Thirty-six U.S. House Democrats on Wednesday attacked a new federal order on renewable fuels that they said would set back the adoption of clean fuels, curb states’ rights to choose their own energy mix, and raise costs for consumers.
The lawmakers, including New Jersey’s Bonnie Watson Coleman, sent a letter to the Federal Energy Regulatory Commission protesting a Dec. 19 order that directs PJM, the country’s biggest grid operator, to include electricity from state-subsidized renewable sources in its “capacity market,” a move designed to bring the price of clean fuels into line with those of fossil fuels.
The rule, the Democrats said, would remove the rights of New Jersey and other states to determine what combination of energy sources to use, and would conflict with the policies of most states in the PJM region that require utilities to obtain some of their energy needs from zero-carbon sources including wind, solar and nuclear power.
They said the order will result in higher prices for consumers who want to buy power generated with renewables.
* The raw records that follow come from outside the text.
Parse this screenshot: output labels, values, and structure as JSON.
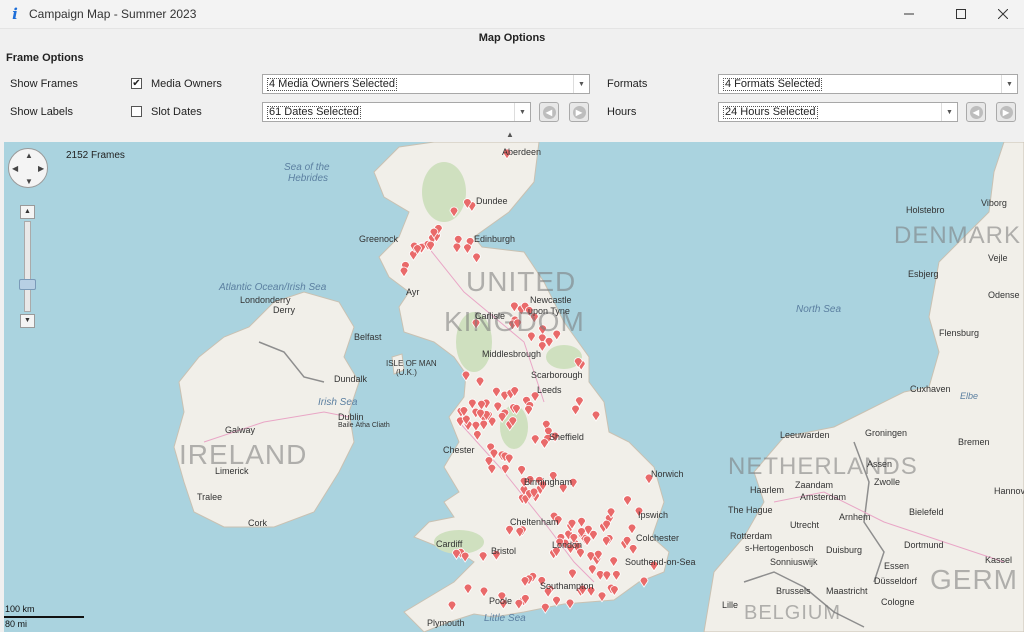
{
  "window": {
    "title": "Campaign Map - Summer 2023",
    "min_icon": "minimize-icon",
    "max_icon": "maximize-icon",
    "close_icon": "close-icon"
  },
  "options": {
    "title": "Map Options",
    "frame_options_label": "Frame Options",
    "show_frames_label": "Show Frames",
    "show_labels_label": "Show Labels",
    "media_owners_label": "Media Owners",
    "media_owners_checked": true,
    "slot_dates_label": "Slot Dates",
    "slot_dates_checked": false,
    "media_owners_value": "4 Media Owners Selected",
    "dates_value": "61 Dates Selected",
    "formats_label": "Formats",
    "formats_value": "4 Formats Selected",
    "hours_label": "Hours",
    "hours_value": "24 Hours Selected"
  },
  "map": {
    "frames_count": "2152 Frames",
    "scale_km": "100 km",
    "scale_mi": "80 mi",
    "pin_color": "#e96a6a",
    "land_color": "#f1efe9",
    "sea_color": "#aad3df",
    "countries": [
      "UNITED",
      "KINGDOM",
      "IRELAND",
      "NETHERLANDS",
      "DENMARK",
      "BELGIUM",
      "GERM"
    ],
    "seas": [
      "Sea of the",
      "Hebrides",
      "Atlantic Ocean/Irish Sea",
      "North Sea",
      "Irish Sea",
      "Little Sea"
    ],
    "places": [
      "Aberdeen",
      "Dundee",
      "Edinburgh",
      "Greenock",
      "Ayr",
      "Carlisle",
      "Newcastle",
      "upon Tyne",
      "Middlesbrough",
      "Scarborough",
      "Leeds",
      "Sheffield",
      "Chester",
      "Norwich",
      "Birmingham",
      "Cheltenham",
      "Ipswich",
      "Colchester",
      "Cardiff",
      "Bristol",
      "Southend-on-Sea",
      "London",
      "Southampton",
      "Poole",
      "Plymouth",
      "Londonderry",
      "Derry",
      "Belfast",
      "Dundalk",
      "Dublin",
      "Baile Átha Cliath",
      "Galway",
      "Limerick",
      "Tralee",
      "Cork",
      "ISLE OF MAN",
      "(U.K.)",
      "Holstebro",
      "Viborg",
      "Vejle",
      "Esbjerg",
      "Odense",
      "Flensburg",
      "Cuxhaven",
      "Bremen",
      "Leeuwarden",
      "Groningen",
      "Assen",
      "Zwolle",
      "Haarlem",
      "Zaandam",
      "Amsterdam",
      "The Hague",
      "Utrecht",
      "Arnhem",
      "Bielefeld",
      "Rotterdam",
      "s-Hertogenbosch",
      "Duisburg",
      "Dortmund",
      "Sonniuswijk",
      "Essen",
      "Kassel",
      "Brussels",
      "Maastricht",
      "Düsseldorf",
      "Cologne",
      "Lille",
      "Elbe",
      "Hannover"
    ]
  }
}
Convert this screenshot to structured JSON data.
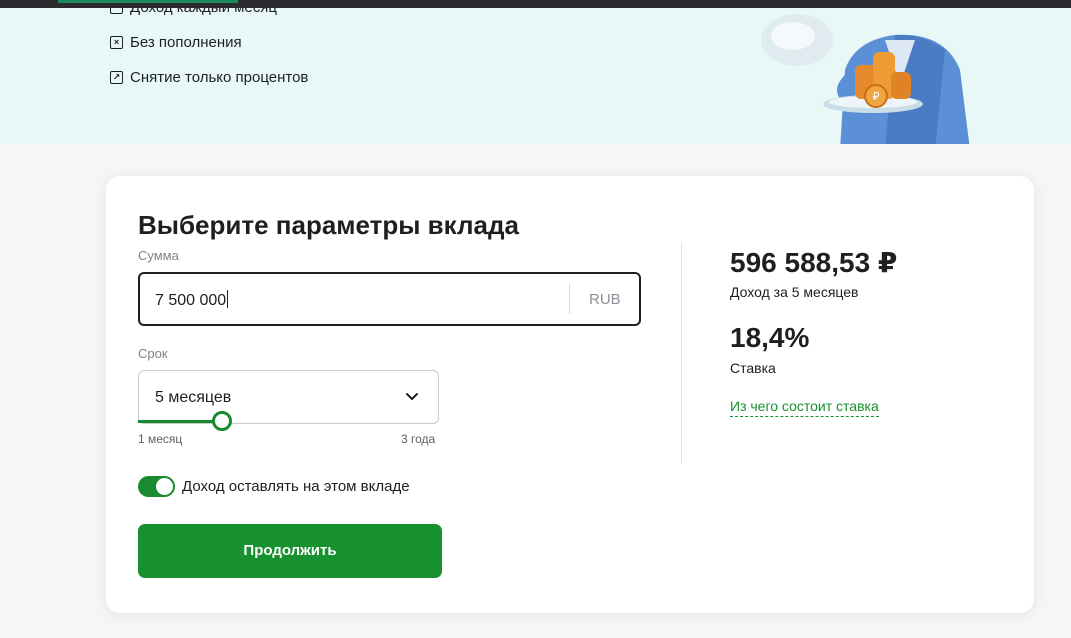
{
  "features": [
    {
      "label": "Доход каждый месяц",
      "icon": "checkbox-icon"
    },
    {
      "label": "Без пополнения",
      "icon": "close-box-icon"
    },
    {
      "label": "Снятие только процентов",
      "icon": "arrow-out-box-icon"
    }
  ],
  "form": {
    "title": "Выберите параметры вклада",
    "amount_label": "Сумма",
    "amount_value": "7 500 000",
    "currency": "RUB",
    "term_label": "Срок",
    "term_value": "5 месяцев",
    "term_min_label": "1 месяц",
    "term_max_label": "3 года",
    "term_progress_fraction": 0.28,
    "reinvest_label": "Доход оставлять на этом вкладе",
    "reinvest_enabled": true,
    "submit_label": "Продолжить"
  },
  "result": {
    "income": "596 588,53 ₽",
    "income_caption": "Доход за 5 месяцев",
    "rate": "18,4%",
    "rate_caption": "Ставка",
    "rate_link": "Из чего состоит ставка"
  },
  "colors": {
    "accent": "#17902f",
    "hero_bg": "#e7f8f7"
  }
}
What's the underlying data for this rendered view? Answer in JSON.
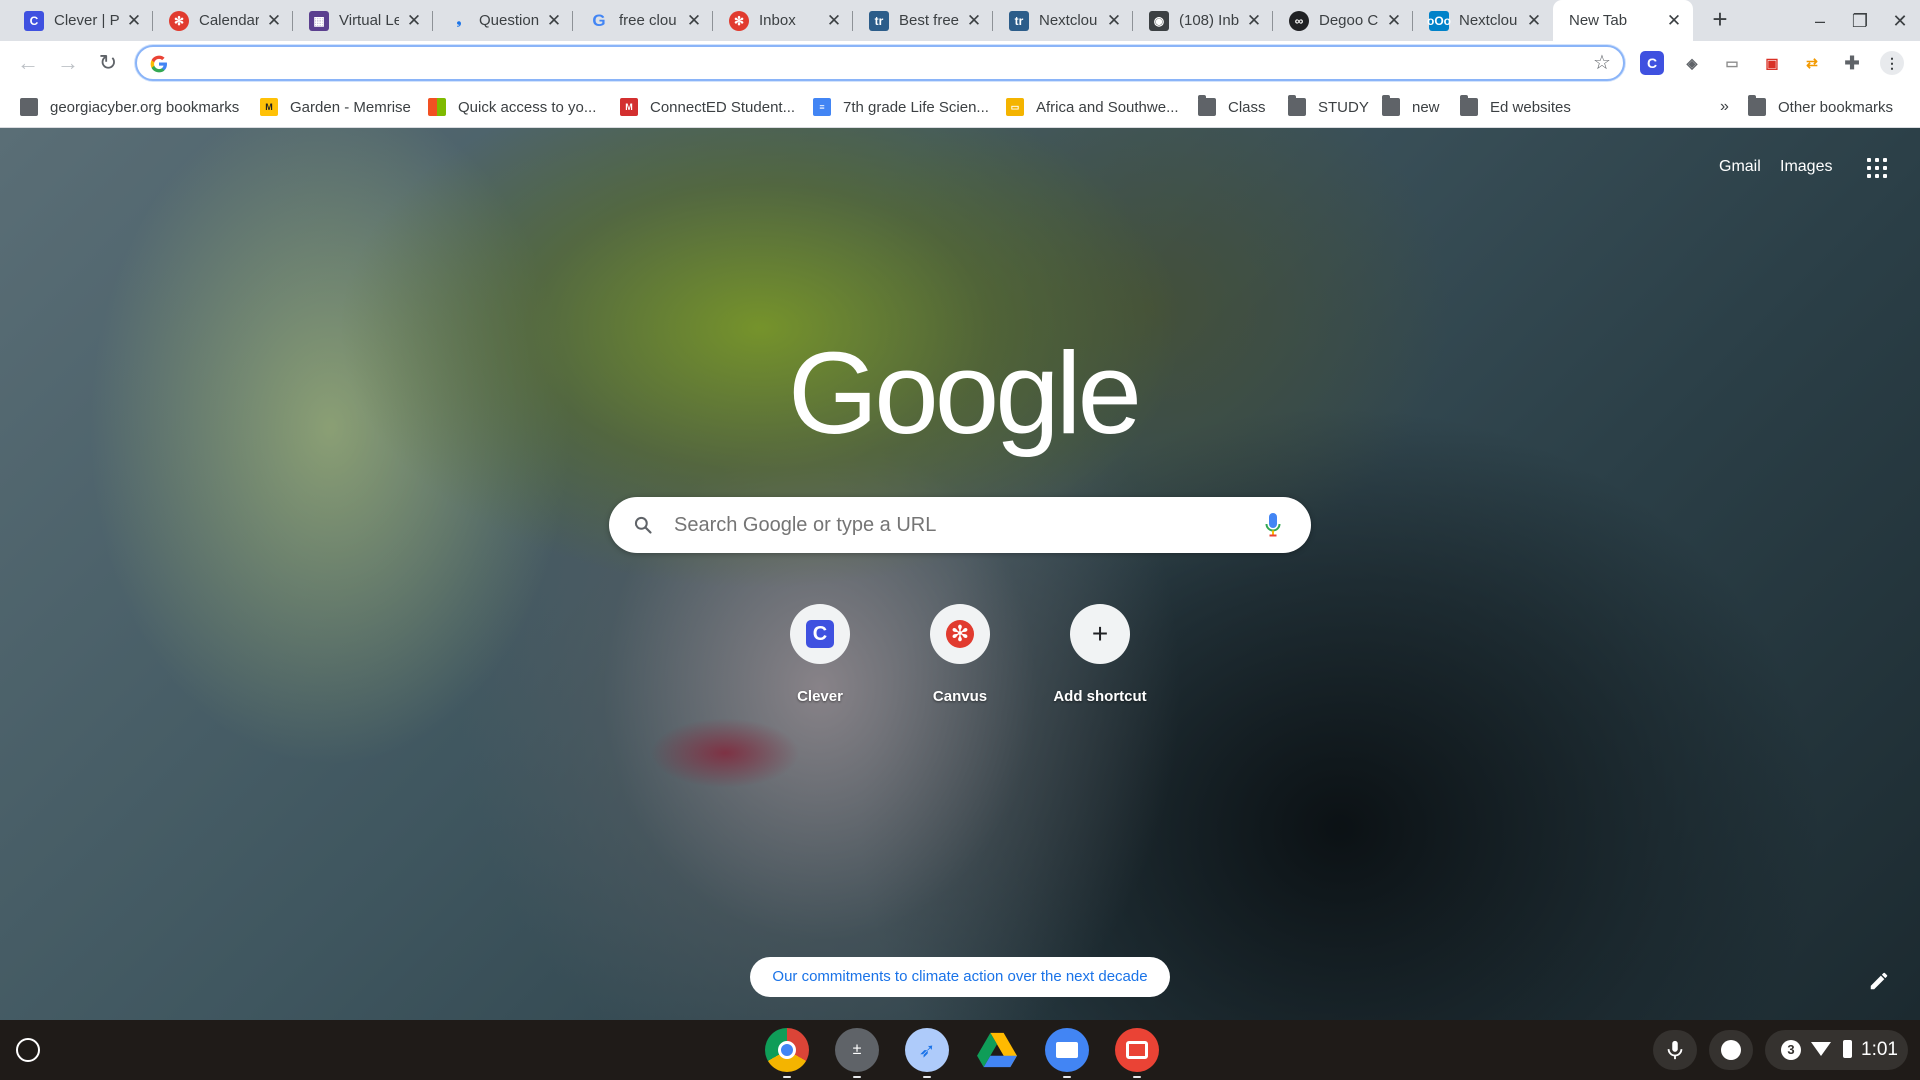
{
  "tabs": [
    {
      "title": "Clever | P",
      "icon": "clever-icon"
    },
    {
      "title": "Calendar",
      "icon": "canvas-icon"
    },
    {
      "title": "Virtual Le",
      "icon": "virtual-learning-icon"
    },
    {
      "title": "Question",
      "icon": "question-icon"
    },
    {
      "title": "free clou",
      "icon": "google-icon"
    },
    {
      "title": "Inbox",
      "icon": "canvas-icon"
    },
    {
      "title": "Best free",
      "icon": "tr-icon"
    },
    {
      "title": "Nextclou",
      "icon": "tr-icon"
    },
    {
      "title": "(108) Inb",
      "icon": "proton-icon"
    },
    {
      "title": "Degoo Cl",
      "icon": "degoo-icon"
    },
    {
      "title": "Nextclou",
      "icon": "nextcloud-icon"
    },
    {
      "title": "New Tab",
      "icon": "none"
    }
  ],
  "omnibox": {
    "value": "",
    "placeholder": ""
  },
  "bookmarks": [
    {
      "label": "georgiacyber.org bookmarks",
      "icon": "bookmarks-folder-icon"
    },
    {
      "label": "Garden - Memrise",
      "icon": "memrise-icon"
    },
    {
      "label": "Quick access to yo...",
      "icon": "microsoft-icon"
    },
    {
      "label": "ConnectED Student...",
      "icon": "mcgraw-hill-icon"
    },
    {
      "label": "7th grade Life Scien...",
      "icon": "google-docs-icon"
    },
    {
      "label": "Africa and Southwe...",
      "icon": "google-slides-icon"
    },
    {
      "label": "Class",
      "icon": "folder-icon"
    },
    {
      "label": "STUDY",
      "icon": "folder-icon"
    },
    {
      "label": "new",
      "icon": "folder-icon"
    },
    {
      "label": "Ed websites",
      "icon": "folder-icon"
    }
  ],
  "bookmarks_overflow": "»",
  "other_bookmarks": "Other bookmarks",
  "ntp": {
    "gmail": "Gmail",
    "images": "Images",
    "logo_text": "Google",
    "search_placeholder": "Search Google or type a URL",
    "shortcuts": [
      {
        "label": "Clever"
      },
      {
        "label": "Canvus"
      },
      {
        "label": "Add shortcut"
      }
    ],
    "climate_link": "Our commitments to climate action over the next decade"
  },
  "shelf": {
    "apps": [
      "chrome-icon",
      "calculator-icon",
      "rocket-app-icon",
      "google-drive-icon",
      "files-icon",
      "screencast-icon"
    ],
    "notification_count": "3",
    "clock": "1:01"
  },
  "colors": {
    "tabstrip": "#dee1e6",
    "accent": "#1a73e8",
    "shelf": "#1f1b18"
  }
}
The measure will also create uncertainty for large energy users who have already committed to sourcing some of their power from renewable sources to meet state policy targets.
“It creates a direct conflict between wholesale power markets and state policy goals,” the letter said. “This needless conflict will inevitably cause states to reconsider the benefits of wholesale markets, placing decades of work developing competitive deregulated markets at risk.”
The FERC order subjects nearly all energy sources to a minimum bid requirement under its Minimum Offer Price Rule, the letter said. The rule sets a minimum price for power from a new resource to determine whether it’s competitive, and to stop market participants artificially lowering auction prices by submitting uncompetitive offers, PJM said.
“In effect, this broad definition appears to sweep in nearly all state policies developed to date to encourage deployment of energy technologies, namely renewable portfolio standards, energy efficiency resource standards, renewable energy certificate markets, clean energy standards, and any state-legislated or mandated tax incentives that are in place for any power generation technology,” said the signatories.
‘Level playing field’
When it released the order, FERC said it is designed to meet the regulator’s statutory duty to ensure competitive markets, and create a “level playing field” for all resources.
A FERC spokeswoman said its Republican chairman, Neil Chatterjee, would respond to the Democrats’ letter “soon” but not on Wednesday. Chatterjee is an appointee of President Donald Trump, who advocates for fossil fuels, and has rejected the 196-nation Paris Climate Accord to curb climate change by cutting carbon emissions.
PJM, which runs the electric grid in 13 states — including New Jersey — and the District of Columbia, declined to comment on the letter but drew attention to its objections to the order in a Jan. 21 request to FERC for a rehearing.
The grid operator said the order would “disrupt a careful balance” of accommodating state energy policy directives while maintaining the integrity of the PJM capacity market, and it urged the agency to reconsider its order.
“PJM strongly urges the Commission to recognize that there needs to be a balancing of state policy objectives and federal interests in efficient market design in order to provide the greatest overall economic efficiency to consumers,” it said.
The order would force up prices paid by utilities for power from subsidized nuclear plants in New Jersey and Illinois; on renewable resources built to meet state targets in New Jersey, Maryland and Pennsylvania, and on nuclear and coal plants eligible to receive support in Ohio, the Democrats said in their letter.
They said the order effectively subjects any new resource to the rule.
When the order was issued, its many critics included the New Jersey Board of Public Utilities, which said the measure showed FERC favoring fossil fuels over renewables, and could make it harder for states to affordably address climate change through the competitive markets.